## Brief
This exercise calls for copying every line below that holds the word "name".

## Entries from a dataset of interfaces
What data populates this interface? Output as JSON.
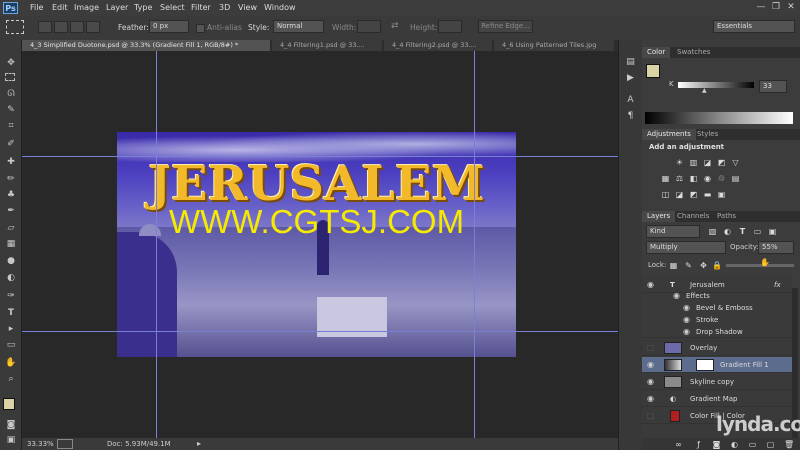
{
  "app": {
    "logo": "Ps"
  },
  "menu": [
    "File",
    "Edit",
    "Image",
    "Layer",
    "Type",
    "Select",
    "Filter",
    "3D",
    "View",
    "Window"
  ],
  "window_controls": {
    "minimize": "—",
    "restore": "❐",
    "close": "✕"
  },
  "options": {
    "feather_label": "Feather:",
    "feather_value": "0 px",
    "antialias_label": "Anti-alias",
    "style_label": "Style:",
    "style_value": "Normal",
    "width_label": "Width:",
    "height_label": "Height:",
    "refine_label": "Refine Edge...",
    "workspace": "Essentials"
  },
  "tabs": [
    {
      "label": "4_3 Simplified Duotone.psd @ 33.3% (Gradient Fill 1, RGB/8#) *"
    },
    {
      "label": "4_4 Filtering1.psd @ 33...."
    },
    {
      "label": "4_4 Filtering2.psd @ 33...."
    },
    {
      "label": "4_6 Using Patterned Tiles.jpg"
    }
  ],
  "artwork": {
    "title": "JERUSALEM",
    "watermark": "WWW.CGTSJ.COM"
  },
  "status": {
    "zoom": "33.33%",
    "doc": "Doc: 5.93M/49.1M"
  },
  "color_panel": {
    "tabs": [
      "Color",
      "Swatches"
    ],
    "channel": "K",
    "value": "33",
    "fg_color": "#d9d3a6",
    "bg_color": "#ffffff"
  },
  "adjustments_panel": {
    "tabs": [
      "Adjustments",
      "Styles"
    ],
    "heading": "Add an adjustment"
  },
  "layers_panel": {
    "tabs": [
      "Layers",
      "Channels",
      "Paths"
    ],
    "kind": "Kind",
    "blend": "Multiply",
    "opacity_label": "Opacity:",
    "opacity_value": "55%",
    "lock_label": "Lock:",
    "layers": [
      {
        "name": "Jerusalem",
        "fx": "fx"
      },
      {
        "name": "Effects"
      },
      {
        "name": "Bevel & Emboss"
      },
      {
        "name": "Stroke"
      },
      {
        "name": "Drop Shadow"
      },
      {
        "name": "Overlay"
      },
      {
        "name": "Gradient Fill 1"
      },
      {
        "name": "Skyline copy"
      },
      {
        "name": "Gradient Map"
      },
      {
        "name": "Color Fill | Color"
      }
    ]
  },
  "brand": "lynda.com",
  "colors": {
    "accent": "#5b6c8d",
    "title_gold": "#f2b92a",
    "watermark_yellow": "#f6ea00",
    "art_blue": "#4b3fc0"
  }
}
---
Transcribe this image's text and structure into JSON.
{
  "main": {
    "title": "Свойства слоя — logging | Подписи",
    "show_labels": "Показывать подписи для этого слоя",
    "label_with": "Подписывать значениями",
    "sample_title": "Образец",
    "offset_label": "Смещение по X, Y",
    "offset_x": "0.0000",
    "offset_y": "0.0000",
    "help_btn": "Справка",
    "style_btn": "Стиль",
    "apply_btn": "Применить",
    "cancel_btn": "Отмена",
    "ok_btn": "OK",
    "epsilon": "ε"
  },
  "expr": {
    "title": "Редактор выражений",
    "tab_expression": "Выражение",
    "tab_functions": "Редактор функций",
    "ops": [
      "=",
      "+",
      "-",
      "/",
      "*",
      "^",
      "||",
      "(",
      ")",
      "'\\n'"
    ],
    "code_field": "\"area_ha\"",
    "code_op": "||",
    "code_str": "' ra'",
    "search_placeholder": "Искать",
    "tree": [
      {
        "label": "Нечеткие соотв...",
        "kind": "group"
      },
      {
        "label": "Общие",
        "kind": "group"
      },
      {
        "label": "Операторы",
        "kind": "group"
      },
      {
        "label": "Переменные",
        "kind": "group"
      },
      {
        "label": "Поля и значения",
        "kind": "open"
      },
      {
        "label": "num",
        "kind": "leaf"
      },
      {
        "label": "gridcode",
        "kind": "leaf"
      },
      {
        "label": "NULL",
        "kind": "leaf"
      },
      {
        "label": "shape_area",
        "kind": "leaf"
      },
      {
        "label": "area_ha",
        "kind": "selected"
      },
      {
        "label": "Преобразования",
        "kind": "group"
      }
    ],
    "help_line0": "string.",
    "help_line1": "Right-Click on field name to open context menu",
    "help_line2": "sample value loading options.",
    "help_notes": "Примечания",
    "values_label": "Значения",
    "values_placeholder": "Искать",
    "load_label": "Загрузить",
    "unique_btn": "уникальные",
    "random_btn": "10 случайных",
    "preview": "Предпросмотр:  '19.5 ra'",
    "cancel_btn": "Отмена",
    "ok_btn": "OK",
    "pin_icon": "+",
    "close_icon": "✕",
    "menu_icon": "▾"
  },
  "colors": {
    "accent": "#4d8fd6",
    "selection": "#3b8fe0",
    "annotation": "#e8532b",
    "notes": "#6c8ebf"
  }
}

## Your response
        "name": "Jerusalem",
        "name": "Effects"
        "name": "Bevel & Emboss"
        "name": "Stroke"
        "name": "Drop Shadow"
        "name": "Overlay"
        "name": "Gradient Fill 1"
        "name": "Skyline copy"
        "name": "Gradient Map"
        "name": "Color Fill | Color"
    "help_line1": "Right-Click on field name to open context menu",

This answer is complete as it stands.